[Records contained in a dataset]
--------------------------------------------------
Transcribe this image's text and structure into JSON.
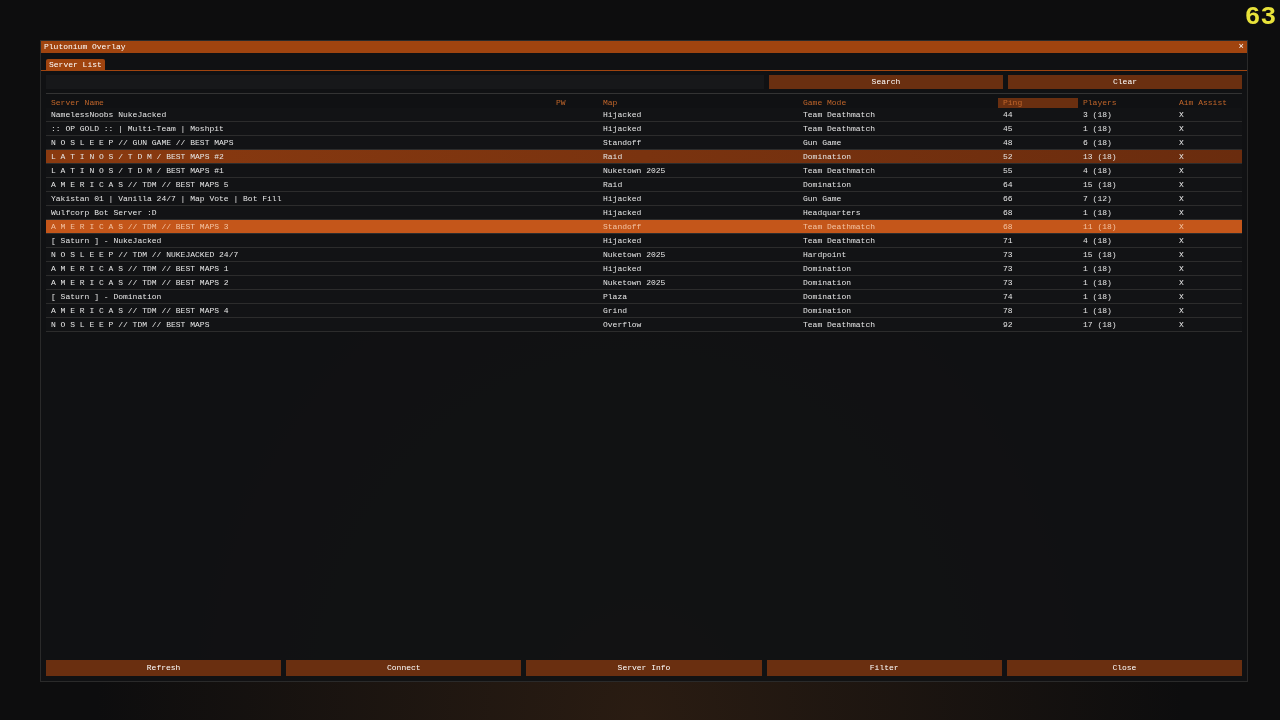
{
  "fps_counter": "63",
  "window": {
    "title": "Plutonium Overlay",
    "close": "×"
  },
  "tabs": [
    {
      "label": "Server List",
      "selected": true
    }
  ],
  "search": {
    "buttons": [
      "Search",
      "Clear"
    ]
  },
  "table": {
    "columns": [
      {
        "label": "Server Name",
        "sorted": false
      },
      {
        "label": "PW",
        "sorted": false
      },
      {
        "label": "Map",
        "sorted": false
      },
      {
        "label": "Game Mode",
        "sorted": false
      },
      {
        "label": "Ping",
        "sorted": true
      },
      {
        "label": "Players",
        "sorted": false
      },
      {
        "label": "Aim Assist",
        "sorted": false
      }
    ],
    "rows": [
      {
        "cells": [
          "NamelessNoobs NukeJacked",
          "",
          "Hijacked",
          "Team Deathmatch",
          "44",
          "3 (18)",
          "X"
        ],
        "selected": false,
        "hovered": false
      },
      {
        "cells": [
          ":: OP GOLD :: | Multi-Team | Moshpit",
          "",
          "Hijacked",
          "Team Deathmatch",
          "45",
          "1 (18)",
          "X"
        ],
        "selected": false,
        "hovered": false
      },
      {
        "cells": [
          "N O S L E E P // GUN GAME // BEST MAPS",
          "",
          "Standoff",
          "Gun Game",
          "48",
          "6 (18)",
          "X"
        ],
        "selected": false,
        "hovered": false
      },
      {
        "cells": [
          "L A T I N O S / T D M / BEST MAPS #2",
          "",
          "Raid",
          "Domination",
          "52",
          "13 (18)",
          "X"
        ],
        "selected": false,
        "hovered": true
      },
      {
        "cells": [
          "L A T I N O S / T D M / BEST MAPS #1",
          "",
          "Nuketown 2025",
          "Team Deathmatch",
          "55",
          "4 (18)",
          "X"
        ],
        "selected": false,
        "hovered": false
      },
      {
        "cells": [
          "A M E R I C A S // TDM // BEST MAPS 5",
          "",
          "Raid",
          "Domination",
          "64",
          "15 (18)",
          "X"
        ],
        "selected": false,
        "hovered": false
      },
      {
        "cells": [
          "Yakistan 01 | Vanilla 24/7 | Map Vote | Bot Fill",
          "",
          "Hijacked",
          "Gun Game",
          "66",
          "7 (12)",
          "X"
        ],
        "selected": false,
        "hovered": false
      },
      {
        "cells": [
          "Wulfcorp Bot Server :D",
          "",
          "Hijacked",
          "Headquarters",
          "68",
          "1 (18)",
          "X"
        ],
        "selected": false,
        "hovered": false
      },
      {
        "cells": [
          "A M E R I C A S // TDM // BEST MAPS 3",
          "",
          "Standoff",
          "Team Deathmatch",
          "68",
          "11 (18)",
          "X"
        ],
        "selected": true,
        "hovered": false
      },
      {
        "cells": [
          "[ Saturn ] - NukeJacked",
          "",
          "Hijacked",
          "Team Deathmatch",
          "71",
          "4 (18)",
          "X"
        ],
        "selected": false,
        "hovered": false
      },
      {
        "cells": [
          "N O S L E E P // TDM // NUKEJACKED 24/7",
          "",
          "Nuketown 2025",
          "Hardpoint",
          "73",
          "15 (18)",
          "X"
        ],
        "selected": false,
        "hovered": false
      },
      {
        "cells": [
          "A M E R I C A S // TDM // BEST MAPS 1",
          "",
          "Hijacked",
          "Domination",
          "73",
          "1 (18)",
          "X"
        ],
        "selected": false,
        "hovered": false
      },
      {
        "cells": [
          "A M E R I C A S // TDM // BEST MAPS 2",
          "",
          "Nuketown 2025",
          "Domination",
          "73",
          "1 (18)",
          "X"
        ],
        "selected": false,
        "hovered": false
      },
      {
        "cells": [
          "[ Saturn ] - Domination",
          "",
          "Plaza",
          "Domination",
          "74",
          "1 (18)",
          "X"
        ],
        "selected": false,
        "hovered": false
      },
      {
        "cells": [
          "A M E R I C A S // TDM // BEST MAPS 4",
          "",
          "Grind",
          "Domination",
          "78",
          "1 (18)",
          "X"
        ],
        "selected": false,
        "hovered": false
      },
      {
        "cells": [
          "N O S L E E P // TDM // BEST MAPS",
          "",
          "Overflow",
          "Team Deathmatch",
          "92",
          "17 (18)",
          "X"
        ],
        "selected": false,
        "hovered": false
      }
    ]
  },
  "footer_buttons": [
    "Refresh",
    "Connect",
    "Server Info",
    "Filter",
    "Close"
  ]
}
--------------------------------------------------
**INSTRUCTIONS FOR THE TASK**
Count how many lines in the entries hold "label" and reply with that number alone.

**SOLVED EXERCISE**
8